"long, tedious, complicated story," by 1905, from Yiddish Megillah (as in a gantse Megillah "a whole megillah"), literally "roll, scroll," collective name of the five Old Testament books appointed to be read on certain feast days, from Hebrew meghillah, from galal "he rolled, unfolded." The slang use is in reference to the length of the text. The use of the word in English in reference to the holy books is from 1650s.

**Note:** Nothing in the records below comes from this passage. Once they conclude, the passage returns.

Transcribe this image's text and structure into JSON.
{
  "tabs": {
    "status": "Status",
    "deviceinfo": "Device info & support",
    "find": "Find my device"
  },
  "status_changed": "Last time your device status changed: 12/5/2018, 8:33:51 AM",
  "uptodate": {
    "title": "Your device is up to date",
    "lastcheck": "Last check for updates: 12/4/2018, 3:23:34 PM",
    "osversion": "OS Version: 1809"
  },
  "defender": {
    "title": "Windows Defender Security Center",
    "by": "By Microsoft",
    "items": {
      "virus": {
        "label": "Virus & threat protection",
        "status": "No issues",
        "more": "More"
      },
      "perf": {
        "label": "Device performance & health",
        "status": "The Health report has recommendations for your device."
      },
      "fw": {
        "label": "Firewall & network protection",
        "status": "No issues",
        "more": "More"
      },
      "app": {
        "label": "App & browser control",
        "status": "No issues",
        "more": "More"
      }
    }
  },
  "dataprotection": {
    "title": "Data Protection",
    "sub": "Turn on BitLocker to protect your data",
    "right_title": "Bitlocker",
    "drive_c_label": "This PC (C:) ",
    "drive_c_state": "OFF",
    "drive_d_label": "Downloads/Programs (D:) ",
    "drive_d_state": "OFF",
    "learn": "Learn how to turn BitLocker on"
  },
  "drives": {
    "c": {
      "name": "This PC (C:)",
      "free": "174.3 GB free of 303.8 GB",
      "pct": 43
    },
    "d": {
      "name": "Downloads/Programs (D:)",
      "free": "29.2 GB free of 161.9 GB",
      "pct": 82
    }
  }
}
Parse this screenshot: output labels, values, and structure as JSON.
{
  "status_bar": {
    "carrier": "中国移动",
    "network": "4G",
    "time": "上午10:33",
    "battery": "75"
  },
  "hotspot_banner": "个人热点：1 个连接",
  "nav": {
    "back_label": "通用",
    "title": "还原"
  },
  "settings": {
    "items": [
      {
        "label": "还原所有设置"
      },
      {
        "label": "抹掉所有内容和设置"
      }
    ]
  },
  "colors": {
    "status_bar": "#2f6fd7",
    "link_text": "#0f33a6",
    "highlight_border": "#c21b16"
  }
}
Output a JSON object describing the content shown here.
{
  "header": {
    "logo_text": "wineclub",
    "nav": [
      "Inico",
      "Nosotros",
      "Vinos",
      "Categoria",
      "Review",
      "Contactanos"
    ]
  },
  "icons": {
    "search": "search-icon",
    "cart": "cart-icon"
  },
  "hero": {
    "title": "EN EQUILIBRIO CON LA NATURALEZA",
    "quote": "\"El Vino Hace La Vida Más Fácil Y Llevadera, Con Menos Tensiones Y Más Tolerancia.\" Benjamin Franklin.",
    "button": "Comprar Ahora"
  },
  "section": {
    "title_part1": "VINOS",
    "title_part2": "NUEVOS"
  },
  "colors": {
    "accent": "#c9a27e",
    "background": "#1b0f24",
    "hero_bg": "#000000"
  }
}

Jonas used to laugh. "What do I care for the Goyim," he said, but Isaac was different. He would talk thee a Megillah about Equality and Brotherhood,—one would have thought, he was reading something aloud out of the newspaper,—and what he meant was that the Yüd and the Goy were now alike. [Martha Wolfenstein, "A Renegade," Philadelphia: Jewish Publication Society of America, 1905]